= TASK TO CARRY OUT =
Your task is to gather the lines below that hold the string "JSON".

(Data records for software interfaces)
++++++++++
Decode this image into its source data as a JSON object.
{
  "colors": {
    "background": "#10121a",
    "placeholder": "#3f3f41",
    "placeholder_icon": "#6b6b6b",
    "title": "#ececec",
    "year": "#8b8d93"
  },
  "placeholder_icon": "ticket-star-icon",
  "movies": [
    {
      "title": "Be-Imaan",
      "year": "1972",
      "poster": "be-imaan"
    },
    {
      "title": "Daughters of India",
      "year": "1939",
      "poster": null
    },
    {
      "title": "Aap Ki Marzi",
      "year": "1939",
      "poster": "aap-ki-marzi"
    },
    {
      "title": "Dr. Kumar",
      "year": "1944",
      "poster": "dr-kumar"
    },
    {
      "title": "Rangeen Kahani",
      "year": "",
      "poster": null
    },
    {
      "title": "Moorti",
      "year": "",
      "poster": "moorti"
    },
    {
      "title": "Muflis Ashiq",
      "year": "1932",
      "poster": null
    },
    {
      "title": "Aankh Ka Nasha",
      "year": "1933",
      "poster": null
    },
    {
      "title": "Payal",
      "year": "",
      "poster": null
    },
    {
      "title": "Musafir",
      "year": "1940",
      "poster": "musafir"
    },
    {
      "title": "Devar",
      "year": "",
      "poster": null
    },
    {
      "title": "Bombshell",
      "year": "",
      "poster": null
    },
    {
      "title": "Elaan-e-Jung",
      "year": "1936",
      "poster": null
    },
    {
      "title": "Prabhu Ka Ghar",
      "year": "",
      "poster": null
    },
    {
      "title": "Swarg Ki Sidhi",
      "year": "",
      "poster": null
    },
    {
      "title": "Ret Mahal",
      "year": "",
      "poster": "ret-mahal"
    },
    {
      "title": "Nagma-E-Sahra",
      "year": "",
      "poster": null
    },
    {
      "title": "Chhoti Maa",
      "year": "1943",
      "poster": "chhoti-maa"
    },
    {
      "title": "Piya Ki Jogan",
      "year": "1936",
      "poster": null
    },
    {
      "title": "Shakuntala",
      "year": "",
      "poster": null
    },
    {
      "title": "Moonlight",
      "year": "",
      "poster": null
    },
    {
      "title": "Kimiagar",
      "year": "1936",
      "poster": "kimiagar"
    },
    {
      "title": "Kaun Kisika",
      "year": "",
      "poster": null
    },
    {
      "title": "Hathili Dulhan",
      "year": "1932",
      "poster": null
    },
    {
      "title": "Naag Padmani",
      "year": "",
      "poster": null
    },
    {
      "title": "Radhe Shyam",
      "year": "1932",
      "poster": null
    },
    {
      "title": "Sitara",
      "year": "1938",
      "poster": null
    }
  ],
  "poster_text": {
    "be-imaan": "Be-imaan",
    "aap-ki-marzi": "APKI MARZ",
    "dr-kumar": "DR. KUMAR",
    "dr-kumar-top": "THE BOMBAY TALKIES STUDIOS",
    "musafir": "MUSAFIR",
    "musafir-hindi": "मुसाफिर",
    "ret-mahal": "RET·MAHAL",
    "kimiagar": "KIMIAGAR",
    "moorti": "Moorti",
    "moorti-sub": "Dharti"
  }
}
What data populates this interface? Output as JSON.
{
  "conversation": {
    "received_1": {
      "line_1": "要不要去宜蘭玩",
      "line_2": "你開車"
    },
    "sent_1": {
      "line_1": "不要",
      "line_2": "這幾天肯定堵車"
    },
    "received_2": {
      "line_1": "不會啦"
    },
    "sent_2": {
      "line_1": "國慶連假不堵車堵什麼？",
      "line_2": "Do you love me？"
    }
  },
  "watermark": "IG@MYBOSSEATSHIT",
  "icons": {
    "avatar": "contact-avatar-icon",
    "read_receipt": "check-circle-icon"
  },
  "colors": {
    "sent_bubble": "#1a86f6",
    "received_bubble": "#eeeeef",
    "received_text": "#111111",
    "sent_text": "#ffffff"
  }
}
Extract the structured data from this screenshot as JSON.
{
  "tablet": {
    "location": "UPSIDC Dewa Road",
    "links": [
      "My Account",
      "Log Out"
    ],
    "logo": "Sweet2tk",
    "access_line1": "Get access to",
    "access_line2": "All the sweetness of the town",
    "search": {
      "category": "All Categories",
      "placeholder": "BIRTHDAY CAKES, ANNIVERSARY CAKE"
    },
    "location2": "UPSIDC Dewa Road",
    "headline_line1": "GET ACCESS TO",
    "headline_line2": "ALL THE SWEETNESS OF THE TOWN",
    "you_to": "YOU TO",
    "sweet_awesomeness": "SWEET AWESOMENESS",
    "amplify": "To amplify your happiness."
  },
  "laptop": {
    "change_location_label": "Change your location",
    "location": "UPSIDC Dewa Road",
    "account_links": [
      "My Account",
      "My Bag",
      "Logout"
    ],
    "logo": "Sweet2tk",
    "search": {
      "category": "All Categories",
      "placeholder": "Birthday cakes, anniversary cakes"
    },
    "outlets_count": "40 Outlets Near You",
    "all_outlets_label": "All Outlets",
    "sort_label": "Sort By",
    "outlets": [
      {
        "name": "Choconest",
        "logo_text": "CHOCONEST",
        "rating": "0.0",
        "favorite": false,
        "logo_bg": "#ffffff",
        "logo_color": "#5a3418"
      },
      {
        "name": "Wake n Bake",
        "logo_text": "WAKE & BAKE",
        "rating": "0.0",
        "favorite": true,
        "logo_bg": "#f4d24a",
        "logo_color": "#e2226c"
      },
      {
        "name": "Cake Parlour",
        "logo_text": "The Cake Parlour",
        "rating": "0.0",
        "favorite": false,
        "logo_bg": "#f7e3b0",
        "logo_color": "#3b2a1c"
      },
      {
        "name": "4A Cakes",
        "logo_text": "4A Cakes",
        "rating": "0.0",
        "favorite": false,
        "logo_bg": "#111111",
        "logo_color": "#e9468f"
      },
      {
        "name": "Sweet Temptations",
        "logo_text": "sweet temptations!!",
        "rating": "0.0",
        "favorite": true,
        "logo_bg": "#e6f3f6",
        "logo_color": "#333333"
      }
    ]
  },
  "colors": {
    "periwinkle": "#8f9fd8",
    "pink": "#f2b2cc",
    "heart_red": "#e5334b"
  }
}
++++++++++
= ANSWER AREA =
Decode this image into its source data as a JSON object.
What data populates this interface? Output as JSON.
Extract the structured data from this screenshot as JSON.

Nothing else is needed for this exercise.